**Requirement**.
Print the entries exactly; skip the pictures.

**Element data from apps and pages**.
******************************

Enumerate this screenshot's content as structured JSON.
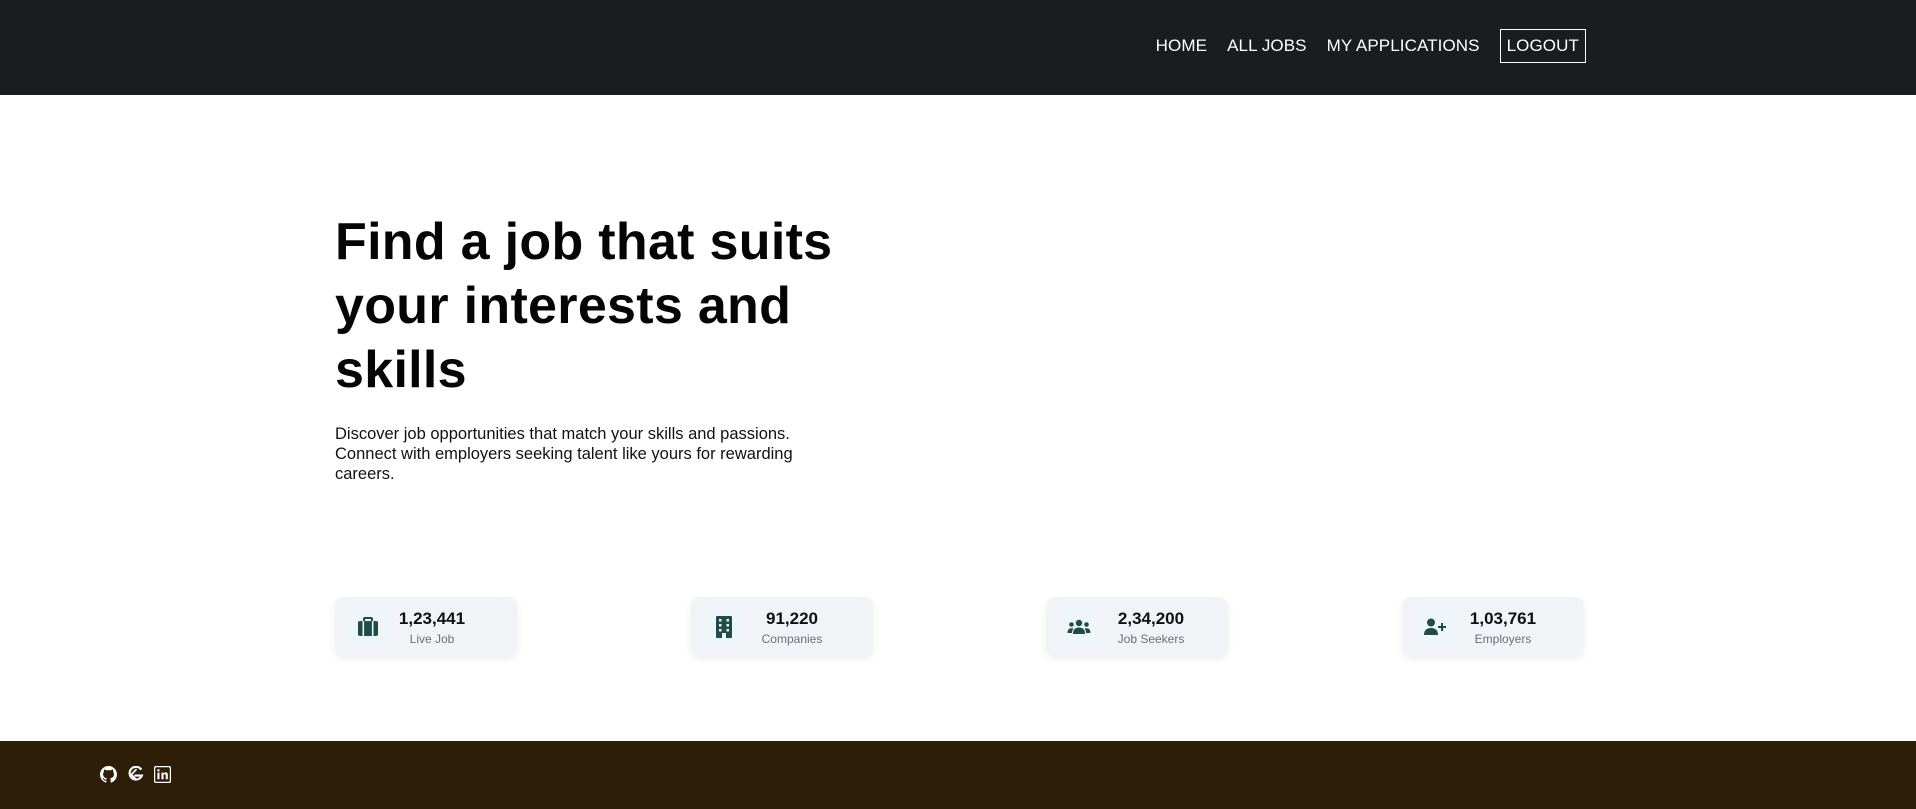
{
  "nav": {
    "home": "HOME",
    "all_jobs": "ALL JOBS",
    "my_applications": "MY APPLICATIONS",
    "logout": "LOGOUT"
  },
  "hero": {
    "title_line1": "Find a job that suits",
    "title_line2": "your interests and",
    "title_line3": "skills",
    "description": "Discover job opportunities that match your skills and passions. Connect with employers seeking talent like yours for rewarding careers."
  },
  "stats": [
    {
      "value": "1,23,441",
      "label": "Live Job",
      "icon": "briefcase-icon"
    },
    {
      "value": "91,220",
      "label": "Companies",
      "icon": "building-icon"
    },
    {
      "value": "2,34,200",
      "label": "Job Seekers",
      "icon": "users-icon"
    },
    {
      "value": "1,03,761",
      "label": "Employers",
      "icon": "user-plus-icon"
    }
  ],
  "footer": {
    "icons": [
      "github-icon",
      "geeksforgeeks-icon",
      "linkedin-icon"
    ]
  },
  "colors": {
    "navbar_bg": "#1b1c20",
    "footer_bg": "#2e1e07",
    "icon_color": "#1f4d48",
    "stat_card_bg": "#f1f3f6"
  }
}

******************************

**Result below**.
Enumerate this screenshot's content as structured JSON.
{
  "nav": {
    "home": "HOME",
    "all_jobs": "ALL JOBS",
    "my_applications": "MY APPLICATIONS",
    "logout": "LOGOUT"
  },
  "hero": {
    "title_line1": "Find a job that suits",
    "title_line2": "your interests and",
    "title_line3": "skills",
    "description": "Discover job opportunities that match your skills and passions. Connect with employers seeking talent like yours for rewarding careers."
  },
  "stats": [
    {
      "value": "1,23,441",
      "label": "Live Job",
      "icon": "briefcase-icon"
    },
    {
      "value": "91,220",
      "label": "Companies",
      "icon": "building-icon"
    },
    {
      "value": "2,34,200",
      "label": "Job Seekers",
      "icon": "users-icon"
    },
    {
      "value": "1,03,761",
      "label": "Employers",
      "icon": "user-plus-icon"
    }
  ],
  "footer": {
    "icons": [
      "github-icon",
      "geeksforgeeks-icon",
      "linkedin-icon"
    ]
  },
  "colors": {
    "navbar_bg": "#1b1c20",
    "footer_bg": "#2e1e07",
    "icon_color": "#1f4d48",
    "stat_card_bg": "#f1f3f6"
  }
}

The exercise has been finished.